How to complete this task: Pick every line from the data that holds the word "Internet".

Data provided:
···

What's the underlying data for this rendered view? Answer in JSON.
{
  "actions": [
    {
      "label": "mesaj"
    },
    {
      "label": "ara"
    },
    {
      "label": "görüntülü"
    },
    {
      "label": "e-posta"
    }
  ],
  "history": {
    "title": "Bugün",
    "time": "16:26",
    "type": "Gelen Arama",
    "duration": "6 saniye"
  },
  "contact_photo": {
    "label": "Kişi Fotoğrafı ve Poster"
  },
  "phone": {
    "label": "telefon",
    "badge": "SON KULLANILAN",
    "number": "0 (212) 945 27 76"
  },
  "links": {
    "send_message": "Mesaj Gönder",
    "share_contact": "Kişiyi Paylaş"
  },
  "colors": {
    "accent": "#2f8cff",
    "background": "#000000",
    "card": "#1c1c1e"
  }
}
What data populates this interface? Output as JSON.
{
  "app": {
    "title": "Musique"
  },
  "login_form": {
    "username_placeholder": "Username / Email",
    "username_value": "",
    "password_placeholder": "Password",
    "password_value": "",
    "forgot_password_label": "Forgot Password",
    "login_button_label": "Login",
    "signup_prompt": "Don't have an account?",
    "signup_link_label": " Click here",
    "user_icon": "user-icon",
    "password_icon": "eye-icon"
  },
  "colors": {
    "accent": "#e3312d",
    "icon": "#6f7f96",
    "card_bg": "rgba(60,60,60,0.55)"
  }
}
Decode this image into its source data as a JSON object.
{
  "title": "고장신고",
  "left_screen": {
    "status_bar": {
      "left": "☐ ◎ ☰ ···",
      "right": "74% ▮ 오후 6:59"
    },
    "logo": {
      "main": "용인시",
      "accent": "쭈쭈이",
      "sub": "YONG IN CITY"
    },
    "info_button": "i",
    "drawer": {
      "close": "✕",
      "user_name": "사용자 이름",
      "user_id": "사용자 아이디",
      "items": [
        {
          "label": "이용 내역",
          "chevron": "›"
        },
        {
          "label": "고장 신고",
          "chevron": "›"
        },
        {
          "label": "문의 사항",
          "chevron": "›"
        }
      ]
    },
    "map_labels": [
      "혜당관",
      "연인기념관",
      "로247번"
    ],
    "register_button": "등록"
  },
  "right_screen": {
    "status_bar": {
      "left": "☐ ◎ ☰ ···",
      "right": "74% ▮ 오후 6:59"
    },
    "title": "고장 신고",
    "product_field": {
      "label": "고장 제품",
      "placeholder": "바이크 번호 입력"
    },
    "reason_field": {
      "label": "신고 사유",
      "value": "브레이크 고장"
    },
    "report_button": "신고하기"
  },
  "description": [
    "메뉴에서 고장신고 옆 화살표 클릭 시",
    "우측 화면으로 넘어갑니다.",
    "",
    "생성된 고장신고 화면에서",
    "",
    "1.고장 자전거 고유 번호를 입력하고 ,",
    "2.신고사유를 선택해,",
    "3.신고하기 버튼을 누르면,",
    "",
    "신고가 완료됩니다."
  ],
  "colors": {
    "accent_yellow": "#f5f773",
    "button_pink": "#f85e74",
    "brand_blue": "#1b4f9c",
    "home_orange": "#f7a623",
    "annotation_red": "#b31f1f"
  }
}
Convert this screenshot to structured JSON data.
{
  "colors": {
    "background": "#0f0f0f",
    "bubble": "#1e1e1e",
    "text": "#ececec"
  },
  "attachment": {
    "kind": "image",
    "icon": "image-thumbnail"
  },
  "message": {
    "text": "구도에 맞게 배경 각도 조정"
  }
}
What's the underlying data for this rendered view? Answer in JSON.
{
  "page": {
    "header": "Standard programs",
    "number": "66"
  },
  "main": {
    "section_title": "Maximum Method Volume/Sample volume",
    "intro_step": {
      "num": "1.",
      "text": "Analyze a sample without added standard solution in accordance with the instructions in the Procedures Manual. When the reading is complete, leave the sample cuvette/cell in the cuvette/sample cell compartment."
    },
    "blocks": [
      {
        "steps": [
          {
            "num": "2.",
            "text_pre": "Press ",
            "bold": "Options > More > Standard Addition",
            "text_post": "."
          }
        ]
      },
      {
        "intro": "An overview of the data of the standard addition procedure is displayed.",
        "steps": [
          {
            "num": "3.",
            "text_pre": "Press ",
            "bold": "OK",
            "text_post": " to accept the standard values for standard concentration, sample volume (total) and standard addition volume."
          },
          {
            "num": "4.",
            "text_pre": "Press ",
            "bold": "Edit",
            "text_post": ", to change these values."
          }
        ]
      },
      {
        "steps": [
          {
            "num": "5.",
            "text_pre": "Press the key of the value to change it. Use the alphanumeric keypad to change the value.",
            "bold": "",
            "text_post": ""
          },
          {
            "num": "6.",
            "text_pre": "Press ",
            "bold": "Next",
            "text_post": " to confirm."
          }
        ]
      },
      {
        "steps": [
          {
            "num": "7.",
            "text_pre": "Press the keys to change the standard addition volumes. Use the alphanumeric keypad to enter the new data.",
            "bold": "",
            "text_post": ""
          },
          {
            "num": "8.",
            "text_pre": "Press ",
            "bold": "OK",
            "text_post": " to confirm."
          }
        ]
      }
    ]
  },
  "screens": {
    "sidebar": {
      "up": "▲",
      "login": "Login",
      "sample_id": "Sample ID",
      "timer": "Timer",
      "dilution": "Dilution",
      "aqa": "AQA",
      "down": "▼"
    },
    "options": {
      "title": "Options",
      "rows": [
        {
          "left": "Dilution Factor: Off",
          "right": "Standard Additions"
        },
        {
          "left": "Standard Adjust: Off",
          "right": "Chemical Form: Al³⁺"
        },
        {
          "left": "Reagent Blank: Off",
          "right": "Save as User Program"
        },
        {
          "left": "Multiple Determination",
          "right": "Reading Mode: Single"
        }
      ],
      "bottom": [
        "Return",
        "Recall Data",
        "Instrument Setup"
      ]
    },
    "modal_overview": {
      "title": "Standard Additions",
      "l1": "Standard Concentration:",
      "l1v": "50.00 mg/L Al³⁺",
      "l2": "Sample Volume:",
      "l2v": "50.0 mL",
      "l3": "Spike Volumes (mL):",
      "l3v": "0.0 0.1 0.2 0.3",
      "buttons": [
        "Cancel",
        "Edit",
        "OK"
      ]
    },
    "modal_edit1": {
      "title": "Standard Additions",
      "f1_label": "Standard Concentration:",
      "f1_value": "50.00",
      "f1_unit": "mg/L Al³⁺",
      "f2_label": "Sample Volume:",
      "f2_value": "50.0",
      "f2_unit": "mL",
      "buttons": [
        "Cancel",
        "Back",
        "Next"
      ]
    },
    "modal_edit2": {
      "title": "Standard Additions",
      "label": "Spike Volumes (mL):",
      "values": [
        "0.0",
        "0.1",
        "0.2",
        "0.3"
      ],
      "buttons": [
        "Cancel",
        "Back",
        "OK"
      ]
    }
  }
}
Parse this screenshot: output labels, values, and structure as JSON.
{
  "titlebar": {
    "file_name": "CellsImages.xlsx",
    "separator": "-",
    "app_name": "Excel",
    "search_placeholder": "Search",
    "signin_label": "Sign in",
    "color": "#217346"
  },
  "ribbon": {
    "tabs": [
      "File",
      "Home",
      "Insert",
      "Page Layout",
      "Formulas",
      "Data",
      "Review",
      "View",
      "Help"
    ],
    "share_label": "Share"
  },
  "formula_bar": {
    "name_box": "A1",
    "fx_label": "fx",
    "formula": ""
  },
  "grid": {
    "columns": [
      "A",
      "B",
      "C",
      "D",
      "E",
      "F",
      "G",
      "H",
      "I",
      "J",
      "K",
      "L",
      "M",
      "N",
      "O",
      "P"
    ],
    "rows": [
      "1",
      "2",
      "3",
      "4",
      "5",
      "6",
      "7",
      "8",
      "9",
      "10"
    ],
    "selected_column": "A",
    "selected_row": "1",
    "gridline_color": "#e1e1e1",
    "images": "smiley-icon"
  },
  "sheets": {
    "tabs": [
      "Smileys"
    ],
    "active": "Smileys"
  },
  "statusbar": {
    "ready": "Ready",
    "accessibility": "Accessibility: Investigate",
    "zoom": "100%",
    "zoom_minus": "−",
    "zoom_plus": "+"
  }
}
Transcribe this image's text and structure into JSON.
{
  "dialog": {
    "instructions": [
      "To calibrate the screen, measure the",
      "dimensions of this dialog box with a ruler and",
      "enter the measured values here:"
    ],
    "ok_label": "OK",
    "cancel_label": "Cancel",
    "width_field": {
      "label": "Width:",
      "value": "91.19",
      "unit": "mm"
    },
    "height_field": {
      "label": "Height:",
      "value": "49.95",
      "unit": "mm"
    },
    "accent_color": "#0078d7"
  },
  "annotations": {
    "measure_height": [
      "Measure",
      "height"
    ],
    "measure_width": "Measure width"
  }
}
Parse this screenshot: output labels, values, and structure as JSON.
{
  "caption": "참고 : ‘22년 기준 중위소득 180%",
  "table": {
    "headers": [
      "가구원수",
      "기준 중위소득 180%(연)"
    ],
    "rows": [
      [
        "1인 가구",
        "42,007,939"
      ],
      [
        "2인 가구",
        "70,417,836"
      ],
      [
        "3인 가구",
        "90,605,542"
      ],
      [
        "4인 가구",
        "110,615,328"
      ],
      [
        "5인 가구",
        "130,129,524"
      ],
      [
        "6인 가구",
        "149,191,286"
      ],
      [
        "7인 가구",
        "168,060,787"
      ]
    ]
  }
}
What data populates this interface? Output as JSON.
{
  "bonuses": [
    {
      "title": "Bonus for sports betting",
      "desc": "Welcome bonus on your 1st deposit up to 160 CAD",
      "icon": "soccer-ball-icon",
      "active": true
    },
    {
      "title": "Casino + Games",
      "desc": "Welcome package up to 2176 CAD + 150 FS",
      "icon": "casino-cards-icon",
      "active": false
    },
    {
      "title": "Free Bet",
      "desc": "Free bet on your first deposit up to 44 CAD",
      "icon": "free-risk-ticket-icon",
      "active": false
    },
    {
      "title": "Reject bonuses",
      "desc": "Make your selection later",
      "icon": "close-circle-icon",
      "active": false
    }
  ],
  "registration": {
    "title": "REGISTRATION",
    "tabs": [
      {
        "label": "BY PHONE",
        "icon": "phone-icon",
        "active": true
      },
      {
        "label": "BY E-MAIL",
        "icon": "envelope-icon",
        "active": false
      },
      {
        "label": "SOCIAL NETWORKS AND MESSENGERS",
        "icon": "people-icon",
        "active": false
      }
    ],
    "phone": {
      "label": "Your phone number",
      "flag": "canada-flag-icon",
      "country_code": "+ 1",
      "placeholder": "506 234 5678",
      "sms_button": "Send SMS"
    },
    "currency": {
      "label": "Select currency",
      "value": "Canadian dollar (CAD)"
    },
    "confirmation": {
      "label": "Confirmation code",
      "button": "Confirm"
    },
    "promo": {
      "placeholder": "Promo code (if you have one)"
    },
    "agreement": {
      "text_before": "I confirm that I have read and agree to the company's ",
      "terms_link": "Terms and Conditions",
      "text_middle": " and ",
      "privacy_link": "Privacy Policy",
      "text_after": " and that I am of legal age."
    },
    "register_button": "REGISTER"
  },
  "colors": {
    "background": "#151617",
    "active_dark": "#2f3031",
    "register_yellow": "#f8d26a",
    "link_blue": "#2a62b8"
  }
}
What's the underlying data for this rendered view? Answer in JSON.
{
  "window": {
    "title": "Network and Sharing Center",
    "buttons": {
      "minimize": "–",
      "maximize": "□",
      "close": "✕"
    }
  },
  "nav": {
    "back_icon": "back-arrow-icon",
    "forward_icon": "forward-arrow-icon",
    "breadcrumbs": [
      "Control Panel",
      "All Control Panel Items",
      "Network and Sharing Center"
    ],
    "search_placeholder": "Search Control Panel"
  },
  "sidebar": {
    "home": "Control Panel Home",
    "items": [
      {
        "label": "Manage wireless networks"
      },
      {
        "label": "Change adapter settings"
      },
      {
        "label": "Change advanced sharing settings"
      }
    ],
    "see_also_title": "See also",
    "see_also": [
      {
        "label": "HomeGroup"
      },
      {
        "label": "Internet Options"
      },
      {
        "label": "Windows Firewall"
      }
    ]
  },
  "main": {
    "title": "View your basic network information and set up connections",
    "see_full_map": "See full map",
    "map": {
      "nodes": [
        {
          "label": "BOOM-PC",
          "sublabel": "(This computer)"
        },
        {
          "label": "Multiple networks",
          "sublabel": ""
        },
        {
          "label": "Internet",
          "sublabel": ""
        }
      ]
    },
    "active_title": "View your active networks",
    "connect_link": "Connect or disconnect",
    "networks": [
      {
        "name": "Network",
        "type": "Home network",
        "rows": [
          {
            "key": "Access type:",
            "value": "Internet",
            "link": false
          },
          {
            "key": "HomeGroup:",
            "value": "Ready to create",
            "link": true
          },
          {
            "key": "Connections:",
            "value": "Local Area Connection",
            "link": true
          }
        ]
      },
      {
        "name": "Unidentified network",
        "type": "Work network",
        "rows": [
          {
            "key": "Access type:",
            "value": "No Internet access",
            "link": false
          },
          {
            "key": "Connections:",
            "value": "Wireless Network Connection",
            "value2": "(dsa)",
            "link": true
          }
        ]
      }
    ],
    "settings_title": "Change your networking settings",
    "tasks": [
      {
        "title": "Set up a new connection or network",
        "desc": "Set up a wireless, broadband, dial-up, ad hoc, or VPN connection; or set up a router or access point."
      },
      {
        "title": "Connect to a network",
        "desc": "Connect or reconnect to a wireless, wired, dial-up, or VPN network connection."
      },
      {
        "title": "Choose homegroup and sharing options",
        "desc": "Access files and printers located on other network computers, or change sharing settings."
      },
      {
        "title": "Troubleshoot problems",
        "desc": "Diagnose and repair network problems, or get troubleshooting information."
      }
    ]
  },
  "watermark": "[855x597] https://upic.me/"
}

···

Task result:
        "label": "Internet Options"
          "label": "Internet",
            "value": "Internet",
            "value": "No Internet access",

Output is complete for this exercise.